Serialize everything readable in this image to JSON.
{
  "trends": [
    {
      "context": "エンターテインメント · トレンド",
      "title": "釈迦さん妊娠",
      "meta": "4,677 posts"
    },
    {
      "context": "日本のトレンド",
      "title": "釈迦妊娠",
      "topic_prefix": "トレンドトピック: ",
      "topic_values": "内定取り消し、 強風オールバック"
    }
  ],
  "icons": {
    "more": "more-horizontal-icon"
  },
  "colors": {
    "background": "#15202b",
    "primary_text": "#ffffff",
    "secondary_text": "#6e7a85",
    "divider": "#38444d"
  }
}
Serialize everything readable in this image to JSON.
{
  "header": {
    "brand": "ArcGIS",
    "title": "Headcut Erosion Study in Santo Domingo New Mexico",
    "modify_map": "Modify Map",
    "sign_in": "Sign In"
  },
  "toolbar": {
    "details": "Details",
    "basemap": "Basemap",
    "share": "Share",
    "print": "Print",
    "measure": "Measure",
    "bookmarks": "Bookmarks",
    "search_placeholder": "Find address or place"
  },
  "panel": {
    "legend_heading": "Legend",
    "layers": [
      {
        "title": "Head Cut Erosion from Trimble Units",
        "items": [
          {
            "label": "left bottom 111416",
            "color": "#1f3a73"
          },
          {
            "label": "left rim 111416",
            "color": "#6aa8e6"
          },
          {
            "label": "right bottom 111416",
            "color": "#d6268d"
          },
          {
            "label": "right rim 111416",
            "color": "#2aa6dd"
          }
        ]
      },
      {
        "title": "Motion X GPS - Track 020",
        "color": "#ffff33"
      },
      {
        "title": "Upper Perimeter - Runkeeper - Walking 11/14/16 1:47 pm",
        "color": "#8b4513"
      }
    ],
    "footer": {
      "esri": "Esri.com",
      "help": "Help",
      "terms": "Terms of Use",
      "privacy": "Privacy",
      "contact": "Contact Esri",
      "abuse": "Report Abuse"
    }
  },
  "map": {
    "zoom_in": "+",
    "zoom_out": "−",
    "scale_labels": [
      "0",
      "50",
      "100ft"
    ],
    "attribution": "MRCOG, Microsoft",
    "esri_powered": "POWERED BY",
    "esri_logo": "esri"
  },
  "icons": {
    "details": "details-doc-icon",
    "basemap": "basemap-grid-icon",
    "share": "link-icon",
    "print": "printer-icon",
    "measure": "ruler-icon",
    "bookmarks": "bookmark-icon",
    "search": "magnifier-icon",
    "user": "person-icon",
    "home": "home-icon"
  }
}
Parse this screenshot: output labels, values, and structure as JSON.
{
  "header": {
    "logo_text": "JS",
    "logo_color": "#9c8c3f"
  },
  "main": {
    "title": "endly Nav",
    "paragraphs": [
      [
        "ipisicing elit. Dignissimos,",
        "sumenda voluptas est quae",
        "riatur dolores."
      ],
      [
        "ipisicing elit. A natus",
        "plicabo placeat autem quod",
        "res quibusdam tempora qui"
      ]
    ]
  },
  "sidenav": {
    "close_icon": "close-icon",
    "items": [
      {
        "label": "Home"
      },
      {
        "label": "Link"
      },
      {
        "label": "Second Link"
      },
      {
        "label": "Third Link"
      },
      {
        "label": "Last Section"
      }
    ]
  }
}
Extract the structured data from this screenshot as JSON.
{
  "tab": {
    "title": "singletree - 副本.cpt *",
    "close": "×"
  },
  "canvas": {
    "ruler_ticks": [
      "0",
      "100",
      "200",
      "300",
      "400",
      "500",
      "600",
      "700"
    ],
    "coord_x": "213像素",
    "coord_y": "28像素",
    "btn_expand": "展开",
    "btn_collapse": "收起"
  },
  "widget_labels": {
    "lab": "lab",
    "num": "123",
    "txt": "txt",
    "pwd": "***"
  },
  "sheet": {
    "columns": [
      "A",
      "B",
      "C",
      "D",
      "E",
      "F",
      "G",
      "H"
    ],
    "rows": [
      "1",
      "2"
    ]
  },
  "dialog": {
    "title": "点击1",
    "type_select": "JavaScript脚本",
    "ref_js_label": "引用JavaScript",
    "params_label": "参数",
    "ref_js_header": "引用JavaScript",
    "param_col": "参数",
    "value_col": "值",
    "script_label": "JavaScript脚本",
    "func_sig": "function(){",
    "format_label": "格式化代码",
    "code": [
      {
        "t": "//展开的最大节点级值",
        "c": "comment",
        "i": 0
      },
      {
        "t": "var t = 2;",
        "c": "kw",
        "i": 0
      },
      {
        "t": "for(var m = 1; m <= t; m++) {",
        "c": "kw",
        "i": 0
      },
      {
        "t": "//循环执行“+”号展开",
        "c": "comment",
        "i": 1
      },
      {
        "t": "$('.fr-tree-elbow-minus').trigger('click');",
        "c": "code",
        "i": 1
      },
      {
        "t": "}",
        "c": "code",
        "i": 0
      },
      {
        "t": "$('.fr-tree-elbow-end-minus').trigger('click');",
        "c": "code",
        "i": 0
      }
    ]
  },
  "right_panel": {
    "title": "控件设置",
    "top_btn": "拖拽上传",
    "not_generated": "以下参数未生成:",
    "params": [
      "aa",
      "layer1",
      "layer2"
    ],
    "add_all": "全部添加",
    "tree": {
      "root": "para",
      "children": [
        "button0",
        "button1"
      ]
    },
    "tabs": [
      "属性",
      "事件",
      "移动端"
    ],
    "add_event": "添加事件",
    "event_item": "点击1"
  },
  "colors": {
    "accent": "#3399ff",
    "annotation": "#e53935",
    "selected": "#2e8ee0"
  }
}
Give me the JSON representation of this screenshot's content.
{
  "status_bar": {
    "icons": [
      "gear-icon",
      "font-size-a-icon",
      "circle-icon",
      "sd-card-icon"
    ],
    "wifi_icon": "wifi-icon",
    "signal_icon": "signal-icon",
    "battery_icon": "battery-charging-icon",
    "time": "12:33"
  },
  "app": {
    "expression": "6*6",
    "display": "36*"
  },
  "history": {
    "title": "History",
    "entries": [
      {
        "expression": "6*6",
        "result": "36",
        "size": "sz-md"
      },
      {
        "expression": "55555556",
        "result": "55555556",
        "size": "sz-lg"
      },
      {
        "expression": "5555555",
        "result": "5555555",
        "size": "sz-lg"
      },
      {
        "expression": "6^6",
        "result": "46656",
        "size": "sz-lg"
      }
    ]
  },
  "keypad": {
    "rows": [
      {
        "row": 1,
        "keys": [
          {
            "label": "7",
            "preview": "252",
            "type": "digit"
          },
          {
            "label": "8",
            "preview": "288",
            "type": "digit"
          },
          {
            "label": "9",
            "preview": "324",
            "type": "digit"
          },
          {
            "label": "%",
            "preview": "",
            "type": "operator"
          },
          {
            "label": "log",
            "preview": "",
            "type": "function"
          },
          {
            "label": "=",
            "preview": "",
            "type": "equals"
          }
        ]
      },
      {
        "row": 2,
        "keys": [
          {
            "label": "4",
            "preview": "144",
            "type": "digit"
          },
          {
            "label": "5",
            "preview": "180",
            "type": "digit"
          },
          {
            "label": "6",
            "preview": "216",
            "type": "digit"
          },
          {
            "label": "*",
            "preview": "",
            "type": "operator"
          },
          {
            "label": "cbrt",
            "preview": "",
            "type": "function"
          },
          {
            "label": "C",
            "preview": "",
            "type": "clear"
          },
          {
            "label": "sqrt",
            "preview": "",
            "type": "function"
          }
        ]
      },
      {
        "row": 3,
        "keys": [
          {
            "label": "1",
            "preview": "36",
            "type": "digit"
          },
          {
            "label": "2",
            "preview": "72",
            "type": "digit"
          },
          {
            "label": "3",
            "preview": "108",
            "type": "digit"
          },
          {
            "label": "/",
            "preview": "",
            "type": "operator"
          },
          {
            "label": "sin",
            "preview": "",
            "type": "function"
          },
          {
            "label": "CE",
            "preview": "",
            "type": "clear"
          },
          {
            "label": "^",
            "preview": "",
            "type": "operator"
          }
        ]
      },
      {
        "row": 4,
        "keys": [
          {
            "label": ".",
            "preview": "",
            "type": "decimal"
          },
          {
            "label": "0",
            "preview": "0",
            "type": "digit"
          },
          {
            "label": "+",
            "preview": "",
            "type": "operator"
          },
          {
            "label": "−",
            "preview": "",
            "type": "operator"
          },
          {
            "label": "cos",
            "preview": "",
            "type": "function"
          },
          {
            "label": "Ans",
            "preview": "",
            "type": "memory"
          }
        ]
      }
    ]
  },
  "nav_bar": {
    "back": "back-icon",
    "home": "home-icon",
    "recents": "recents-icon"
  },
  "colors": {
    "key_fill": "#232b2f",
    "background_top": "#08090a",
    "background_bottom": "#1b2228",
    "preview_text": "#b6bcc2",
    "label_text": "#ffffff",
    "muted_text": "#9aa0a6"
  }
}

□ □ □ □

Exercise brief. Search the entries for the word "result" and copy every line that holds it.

Problem solution.
        "result": "36",
        "result": "55555556",
        "result": "5555555",
        "result": "46656",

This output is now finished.